Getting started with your colour palette
Once you’ve had a colour analysis it can sometimes be easy to feel very excited and overdose on the colours, only to find it’s then hard to put them together. Start by seeing what you already own in the wardrobe in your colours and experiment with how you can combine those to make an outfit. As you come to replace things, build your neutral items and then add a smattering of your wow colours either as scarves or a top and go from there. It’s also a good idea to start looking for brands that really embrace the autumn palette: take a look at Fat Face, Seasalt, and Wrap London to get started. Even if you’re like us and prefer to buy clothes preloved, being able to search by some of your best brands is a great way to find preloved bargains online.
This Fat Face Dress is in Autumn Colours
In colour analysis very often I find that there are commonalities beyond colour. Certain personality traits, home styling preferences, hobbies, activities and style preferences can be similar within a group of people who share the same colour palette.
With autumns very often fabric choice is important. If something is itchy or pinches it won’t get worn as autumns tend to favour comfort and practicality over other factors. Autumns often prefer natural fibres and clothes with some texture, so the autumn/ winter is the perfect time of year for them as they might well love fabrics such as knits, cord, velvet and tweeds. As well as colours reflecting nature, style elements often do the same, so think about prints that have leaves, flowers or animals on, as well as natural elements in terms of jewellery - natural shell, wood or metals rather than shiny or sparkly pieces.
Often favouring a more relaxed, adventurous or outdoorsy style, some autumns might love their jeans and a waxed jacket while others might choose more eastern inspired prints and fabrics in rich spicy hues.
Further Colour Inspiration and Resources
If you're in search of additional colour inspiration and resources, check out https://www.kettlewellcolours.co.uk/find-your-colours/colour-combinations
where you can use their colour inspiration page for combination ideas.
We also organise preloved clothing on our website by colour season, so you can get a feel for the clothes we’d consider “autumn friendly” here: https://frankieandruby.co.uk/collections/autumn
For more tips on how to get started with your palette to create outfits, check out our blog post at:
Next Steps: Making the Most Out of Your Autumn Palette
If you're interested in diving deeper into your colour analysis, consider these next steps:
- Register your interest for our newest online course - your colour deep dive - a four week programme working one on one with you to understand your colour palette and how to individualise it to you and your dominant colour traits, your style preferences and even your personality type!
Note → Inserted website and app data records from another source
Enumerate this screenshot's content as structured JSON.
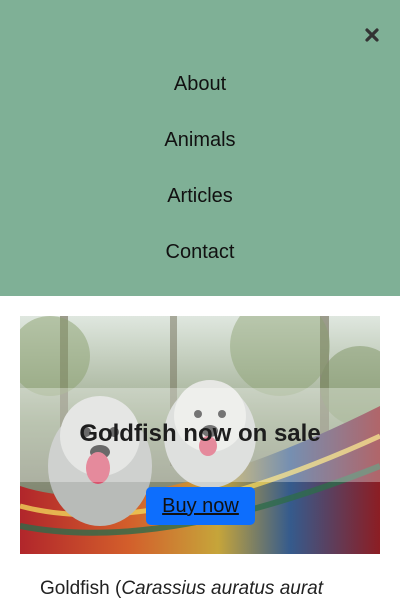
{
  "menu": {
    "background": "#7fb096",
    "close_icon": "close-icon",
    "items": [
      {
        "label": "About"
      },
      {
        "label": "Animals"
      },
      {
        "label": "Articles"
      },
      {
        "label": "Contact"
      }
    ]
  },
  "hero": {
    "image": "photo of two shaggy dogs in a striped hammock",
    "title": "Goldfish now on sale",
    "button_label": "Buy now",
    "button_color": "#0d6efd"
  },
  "caption": {
    "prefix": "Goldfish (",
    "italic": "Carassius auratus aurat"
  }
}
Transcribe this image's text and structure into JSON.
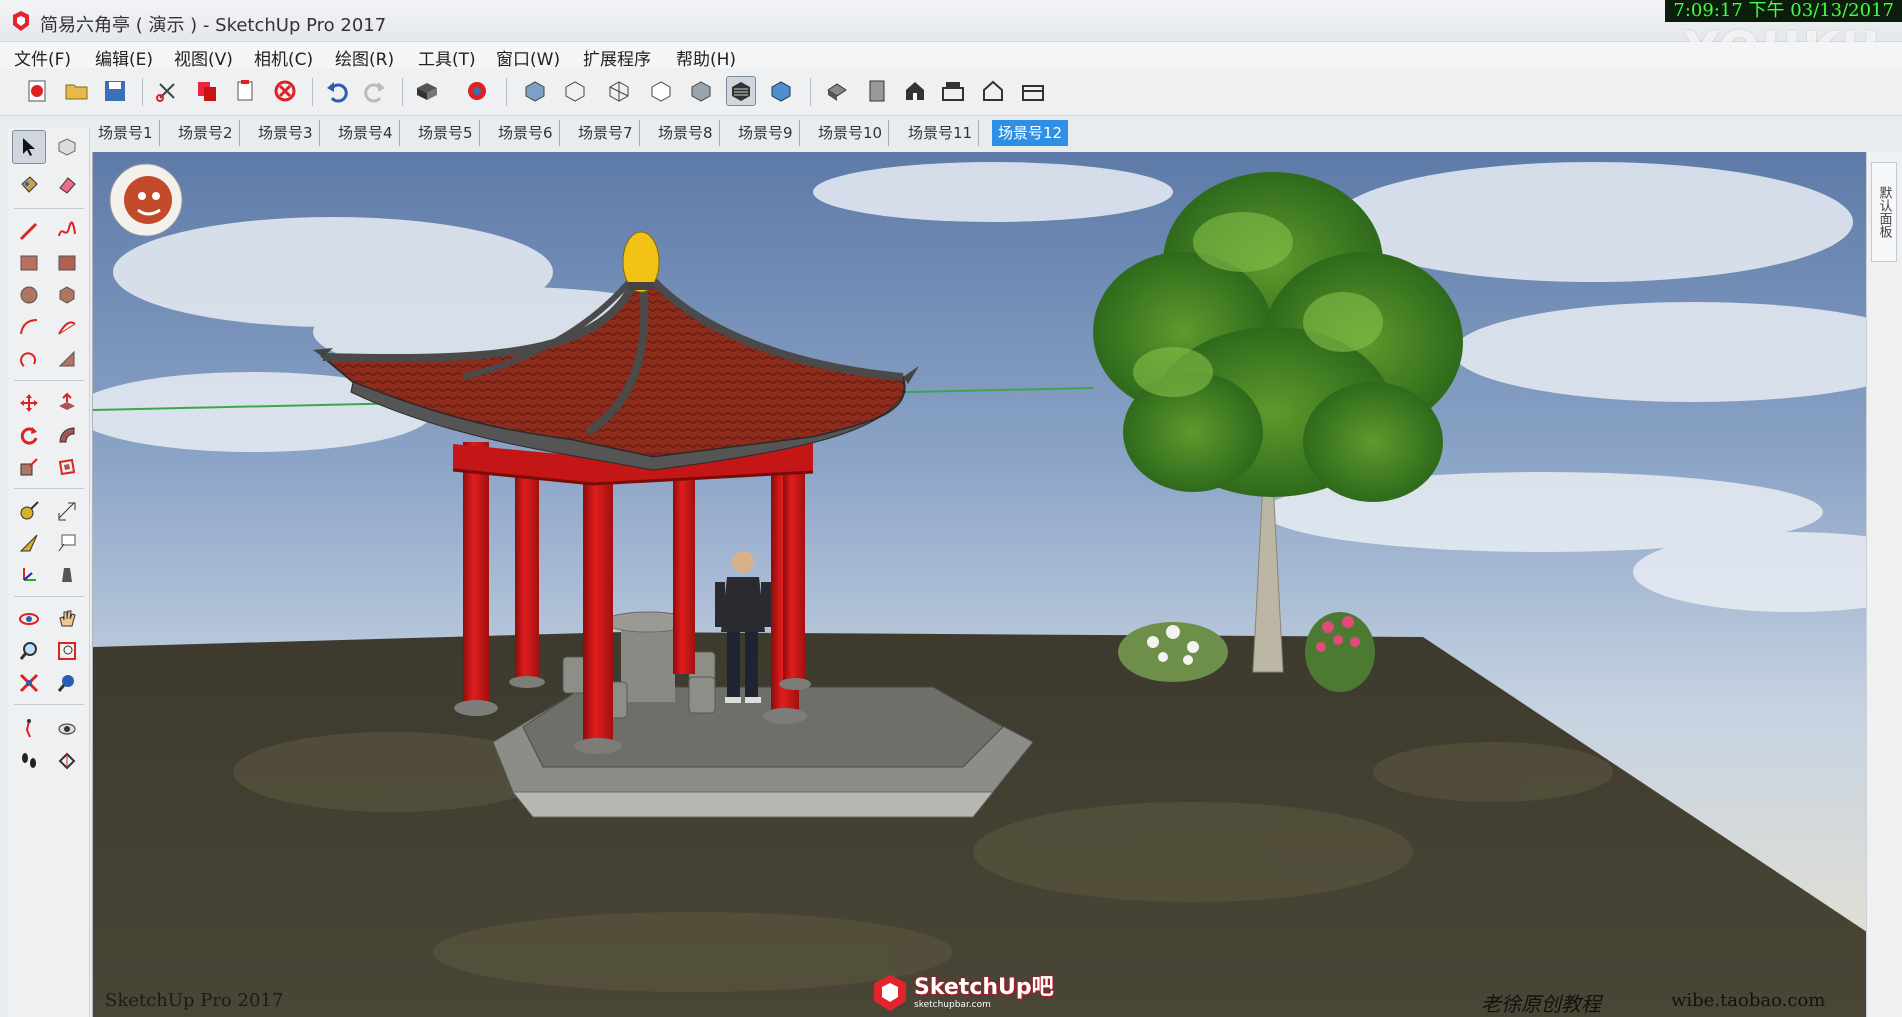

- Join us in Sustainable Style Studio. In this 12 week online course, you’ll discover the treasures already in your wardrobe, how to edit and create outfits, how to dress to suit your body shape, and how to use your palette. We also cover why some outfits work and some don’t using our gin and tonic method and I’ll show you how to shop sustainably and keep the flame alive. You can join online here: https://frankieandruby.co.uk/products/sustainable-style-studio-online-course
- Contact me for an online makeup report of clickable products recommended to suit your natural colouring or for help with finding perfect things for you in a preloved online shopping mood board.
For more details on these offerings, email email@example.com.
Understanding your Autumn palette can be a game-changer in enhancing your personal style and confidence. We hope this guide has provided you with a solid foundation, and we're always here to answer any questions you may have. Feel free to reach out at firstname.lastname@example.org
Thank you for reading, and if this guide has been helpful, we'd love to hear from you! Feel free to leave your comments below about your own colour analysis experience.